[What you have to do]:
Verbatim copy without images: return all of the data as it stands.

[Data about app and page elements]:
=-=-=-=-=
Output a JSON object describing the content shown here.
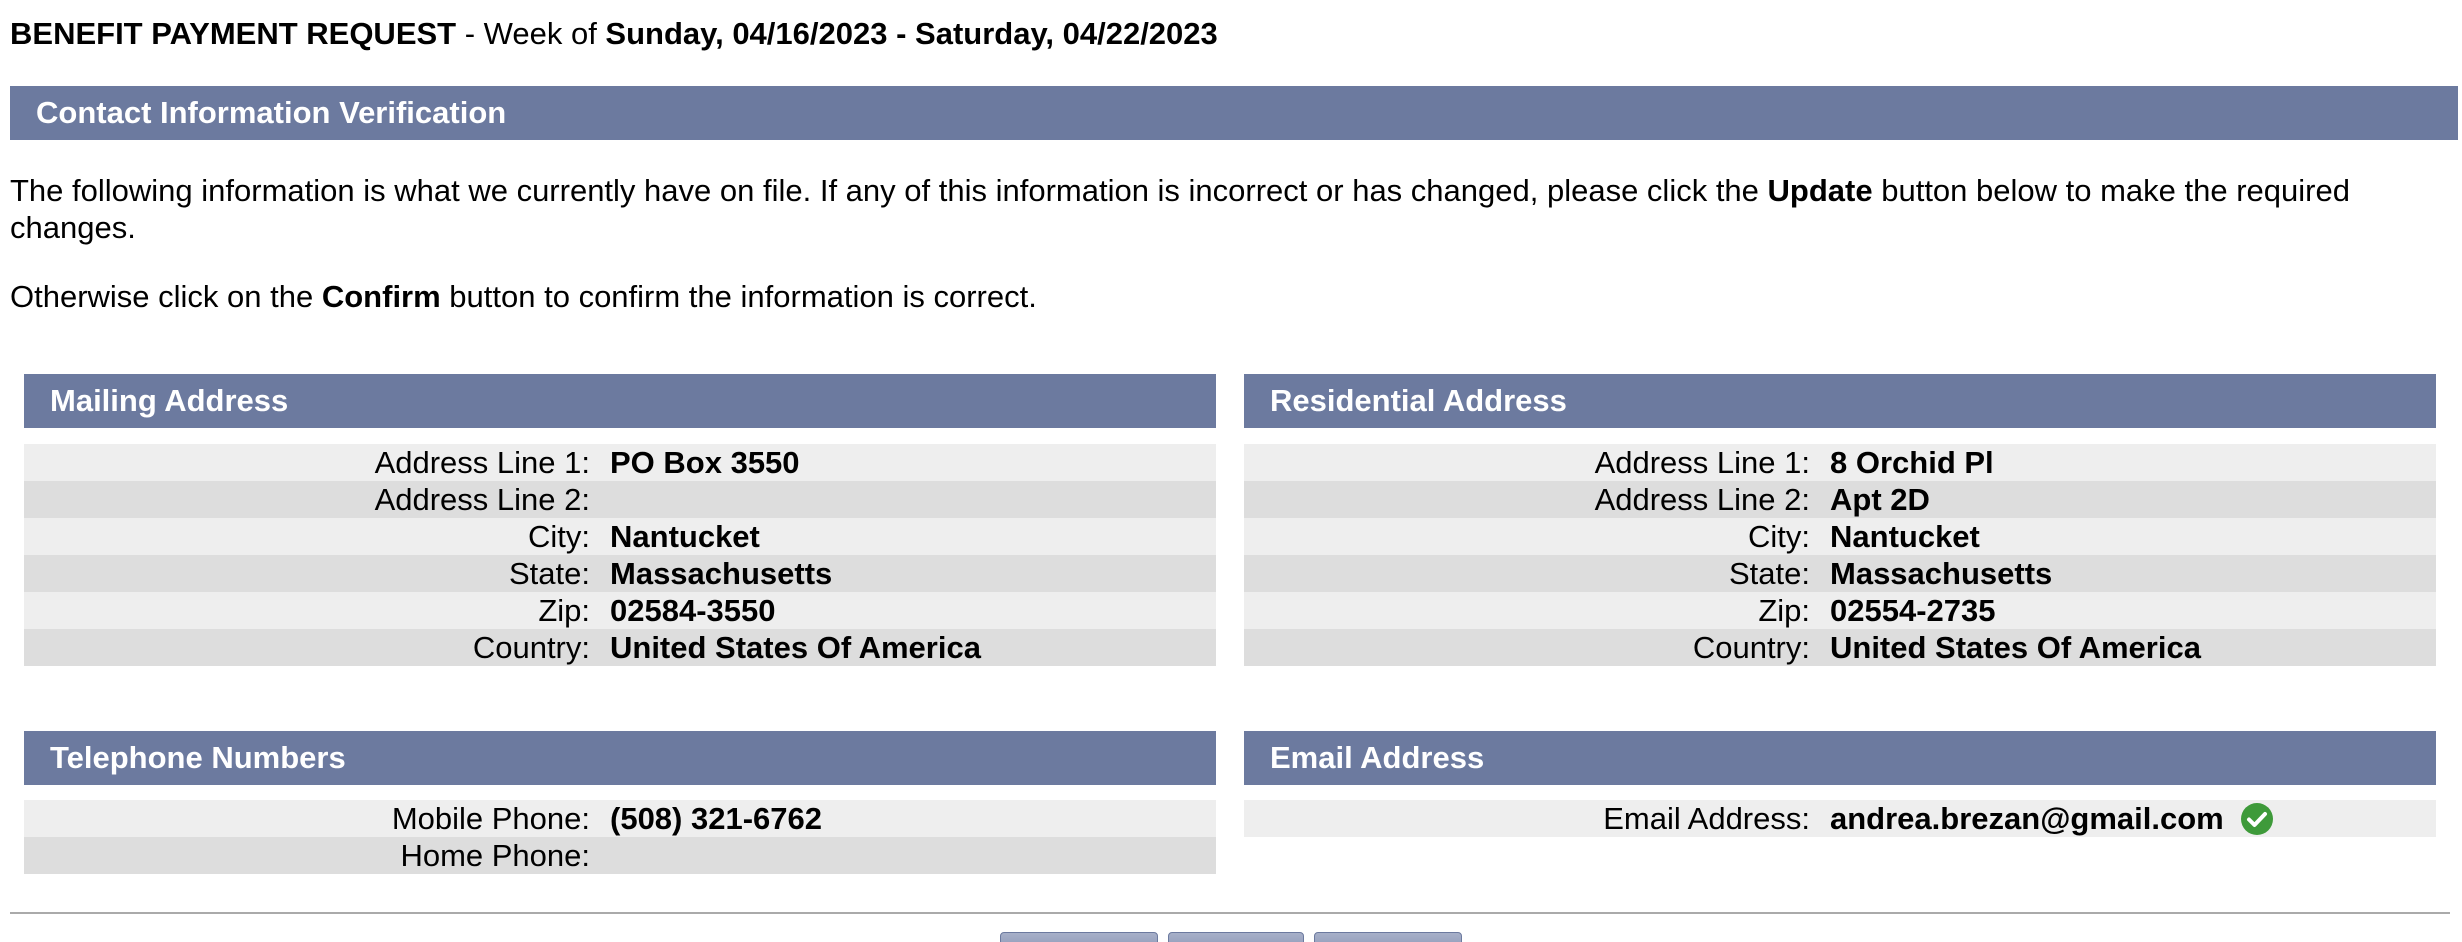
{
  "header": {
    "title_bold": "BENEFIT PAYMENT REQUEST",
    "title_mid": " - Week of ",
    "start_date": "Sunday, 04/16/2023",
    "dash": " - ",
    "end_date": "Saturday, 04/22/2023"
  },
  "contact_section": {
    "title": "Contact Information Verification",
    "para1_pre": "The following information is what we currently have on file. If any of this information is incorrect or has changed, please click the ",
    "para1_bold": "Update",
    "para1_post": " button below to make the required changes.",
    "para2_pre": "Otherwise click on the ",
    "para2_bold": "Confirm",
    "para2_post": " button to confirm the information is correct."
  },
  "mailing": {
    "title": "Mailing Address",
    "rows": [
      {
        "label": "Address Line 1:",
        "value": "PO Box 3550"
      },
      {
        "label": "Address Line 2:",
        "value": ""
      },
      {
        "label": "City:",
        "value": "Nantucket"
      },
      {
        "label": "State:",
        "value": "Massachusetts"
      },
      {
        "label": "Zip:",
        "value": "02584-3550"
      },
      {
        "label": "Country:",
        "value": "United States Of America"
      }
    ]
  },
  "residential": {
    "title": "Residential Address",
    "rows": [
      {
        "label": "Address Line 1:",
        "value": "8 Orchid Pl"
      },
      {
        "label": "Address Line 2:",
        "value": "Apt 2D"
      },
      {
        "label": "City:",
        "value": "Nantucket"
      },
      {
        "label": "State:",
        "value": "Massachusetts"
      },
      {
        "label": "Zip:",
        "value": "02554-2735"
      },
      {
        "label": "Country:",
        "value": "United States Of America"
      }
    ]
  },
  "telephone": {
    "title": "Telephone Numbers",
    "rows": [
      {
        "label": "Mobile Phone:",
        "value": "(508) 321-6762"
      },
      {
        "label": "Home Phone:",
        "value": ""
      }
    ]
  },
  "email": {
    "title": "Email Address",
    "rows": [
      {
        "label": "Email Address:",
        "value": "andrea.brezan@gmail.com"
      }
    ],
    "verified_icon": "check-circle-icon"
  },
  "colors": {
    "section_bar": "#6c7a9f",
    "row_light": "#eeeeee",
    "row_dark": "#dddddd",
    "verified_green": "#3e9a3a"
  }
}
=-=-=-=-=
[Result of this exercise]:
Output a JSON object describing the content shown here.
{
  "header": {
    "title_bold": "BENEFIT PAYMENT REQUEST",
    "title_mid": " - Week of ",
    "start_date": "Sunday, 04/16/2023",
    "dash": " - ",
    "end_date": "Saturday, 04/22/2023"
  },
  "contact_section": {
    "title": "Contact Information Verification",
    "para1_pre": "The following information is what we currently have on file. If any of this information is incorrect or has changed, please click the ",
    "para1_bold": "Update",
    "para1_post": " button below to make the required changes.",
    "para2_pre": "Otherwise click on the ",
    "para2_bold": "Confirm",
    "para2_post": " button to confirm the information is correct."
  },
  "mailing": {
    "title": "Mailing Address",
    "rows": [
      {
        "label": "Address Line 1:",
        "value": "PO Box 3550"
      },
      {
        "label": "Address Line 2:",
        "value": ""
      },
      {
        "label": "City:",
        "value": "Nantucket"
      },
      {
        "label": "State:",
        "value": "Massachusetts"
      },
      {
        "label": "Zip:",
        "value": "02584-3550"
      },
      {
        "label": "Country:",
        "value": "United States Of America"
      }
    ]
  },
  "residential": {
    "title": "Residential Address",
    "rows": [
      {
        "label": "Address Line 1:",
        "value": "8 Orchid Pl"
      },
      {
        "label": "Address Line 2:",
        "value": "Apt 2D"
      },
      {
        "label": "City:",
        "value": "Nantucket"
      },
      {
        "label": "State:",
        "value": "Massachusetts"
      },
      {
        "label": "Zip:",
        "value": "02554-2735"
      },
      {
        "label": "Country:",
        "value": "United States Of America"
      }
    ]
  },
  "telephone": {
    "title": "Telephone Numbers",
    "rows": [
      {
        "label": "Mobile Phone:",
        "value": "(508) 321-6762"
      },
      {
        "label": "Home Phone:",
        "value": ""
      }
    ]
  },
  "email": {
    "title": "Email Address",
    "rows": [
      {
        "label": "Email Address:",
        "value": "andrea.brezan@gmail.com"
      }
    ],
    "verified_icon": "check-circle-icon"
  },
  "colors": {
    "section_bar": "#6c7a9f",
    "row_light": "#eeeeee",
    "row_dark": "#dddddd",
    "verified_green": "#3e9a3a"
  }
}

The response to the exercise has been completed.